Pape repeats that the good news, is that all of the solutions we need to fix the situation already exist and maintains that all that is needed is progressive leadership and unified action.
“Without solidarity, our trajectory is headed straight towards a climate unfit for humans. And, although we cannot eject people from the planet, we can eject them from office and elect people who believe in solving the climate crisis. problems. We need to rid ourselves of politicians who are more concerned about themselves than the welfare of their constituents and elect selfless leaders who truly want the best for society. The world needs to act as one to accomplish these monumental goals.”
Written our Executive Director who is also and award-winning author and licensed teacher, Dawn Pape has a history of weaving serious issues with humor to create memorable stories with tangible ways to take action. This book doubles as entertainment as well as an educational manual on how to end the climate crisis.
#Ejected, #SolveTheClimateCrisis, #DefendersOfTheFuture
Our food system is both a cause and a victim of climate change.
Climate change is already adversely affecting agriculture, with effects unevenly distributed across the world. While the exact impacts aren’t known for certain, the probability that climate change will increase the risk of food insecurity for vulnerable people is great.
Since our global food systems are responsible for approximately one-third of global greenhouse gases, there are many opportunities on where we can start solving emission excesses.
Looking Ahead to Spring 2021
We All Need Food and Water will use the Peace Community Garden as a springboard to implement hands-on education to residents, visitors, and volunteers about a variety of environmental and social issues. The education components will be determined prior to the visits and tailored to the volunteers’ and visitors’ interests, experience, and ages.
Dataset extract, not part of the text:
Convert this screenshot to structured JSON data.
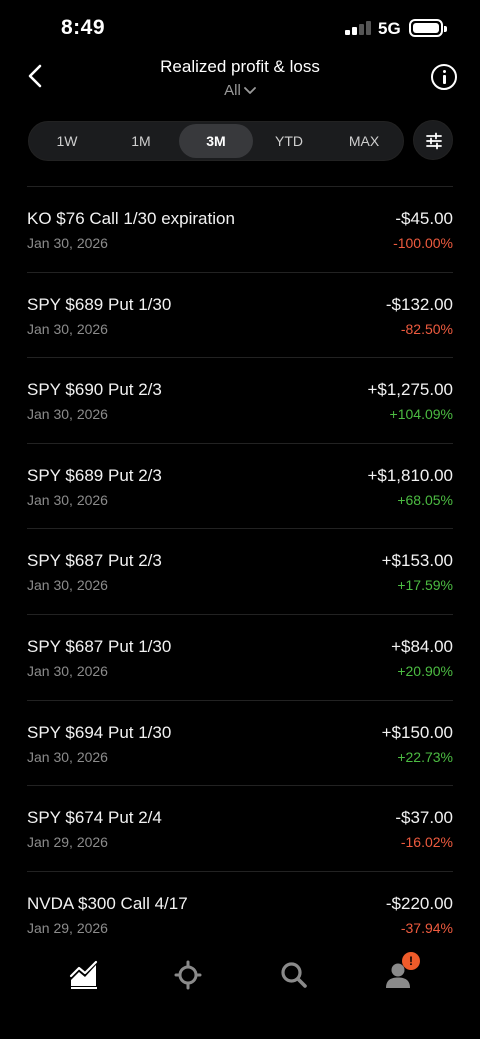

Ideally, we will have visitors come several times in a season to strengthen the education.
This garden provides approximately 60,000 meals and provides a welcoming, culturally-diverse community gathering space. It has has a positive environmental impact. For example, by starting, literally, from the ground up, we will teach about how no-till agriculture (aka regenerative agriculture) sets a positive environmental scenario into motion. By mimicking natural processes, carbon isn’t released from the soil and it can be sequestered with cover crops. By not tilling, soil erosion is minimized, which reduces excess nutrients from running off and entering nearby waters. Since the nutrients are held in the soil, chemical fertilizers are not needed. And by not using fertilizers, there are fewer nitrogen-loving weeds thereby reducing the need for herbicides. By not using weed killers, pollinators are protected.
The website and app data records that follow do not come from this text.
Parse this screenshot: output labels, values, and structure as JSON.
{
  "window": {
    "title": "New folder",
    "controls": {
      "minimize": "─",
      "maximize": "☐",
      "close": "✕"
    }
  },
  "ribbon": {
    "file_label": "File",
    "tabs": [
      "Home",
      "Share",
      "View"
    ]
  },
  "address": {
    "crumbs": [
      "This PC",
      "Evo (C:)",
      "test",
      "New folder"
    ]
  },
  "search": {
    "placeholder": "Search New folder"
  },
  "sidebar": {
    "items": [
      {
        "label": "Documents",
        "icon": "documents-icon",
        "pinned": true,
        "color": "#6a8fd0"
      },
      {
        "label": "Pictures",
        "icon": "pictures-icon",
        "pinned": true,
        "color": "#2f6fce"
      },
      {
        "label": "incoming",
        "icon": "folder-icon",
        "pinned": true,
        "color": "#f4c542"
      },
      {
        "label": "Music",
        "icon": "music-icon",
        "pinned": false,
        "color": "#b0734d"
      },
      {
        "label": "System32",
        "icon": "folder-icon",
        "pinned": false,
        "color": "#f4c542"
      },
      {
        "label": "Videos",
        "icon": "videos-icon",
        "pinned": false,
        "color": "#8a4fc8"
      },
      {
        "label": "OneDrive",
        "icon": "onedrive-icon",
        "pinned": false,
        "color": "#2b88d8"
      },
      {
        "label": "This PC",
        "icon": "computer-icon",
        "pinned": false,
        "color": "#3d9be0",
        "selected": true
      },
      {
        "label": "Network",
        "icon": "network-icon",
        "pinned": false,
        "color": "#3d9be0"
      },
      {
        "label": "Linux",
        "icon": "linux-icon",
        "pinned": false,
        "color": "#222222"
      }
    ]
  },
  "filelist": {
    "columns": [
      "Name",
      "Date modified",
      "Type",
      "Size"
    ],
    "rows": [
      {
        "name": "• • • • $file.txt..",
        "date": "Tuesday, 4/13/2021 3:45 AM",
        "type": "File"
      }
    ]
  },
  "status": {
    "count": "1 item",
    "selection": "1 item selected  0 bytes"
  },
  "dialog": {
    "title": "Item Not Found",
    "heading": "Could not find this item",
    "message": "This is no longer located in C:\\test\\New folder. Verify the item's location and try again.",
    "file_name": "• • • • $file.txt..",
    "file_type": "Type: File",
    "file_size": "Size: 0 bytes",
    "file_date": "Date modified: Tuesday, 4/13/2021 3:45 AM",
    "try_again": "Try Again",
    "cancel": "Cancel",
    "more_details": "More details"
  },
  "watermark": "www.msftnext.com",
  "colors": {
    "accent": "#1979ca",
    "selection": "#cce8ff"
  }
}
As we tour/volunteer in the gardens, we will examine how eating is connected to land use and how land use is connected to water use and pollution as well as global greenhouse gas emissions that are responsible for roughly 24% of global greenhouse gases according to the Intergovernmental Panel on Climate Change. By examining what can be grown in Minnesota, we can explore the climate and water footprints of eating seasonally, locally and reducing food waste.
And since the site already has green infrastructure (i.e bioinfiltration basins) we will teach about why they are there and how important they are for handling stormwater runoff and keeping water clean. On the topic of keeping water clean, we will highlight the importance of not over salting during winter months as we pass by the parking lot signage we plan to develop. We also plan to cover the importance of pollinators to help grow our food as well as the nearby pollinator habitat we have created for them. Last, but not least, composting will be taught as it is done on-site as well.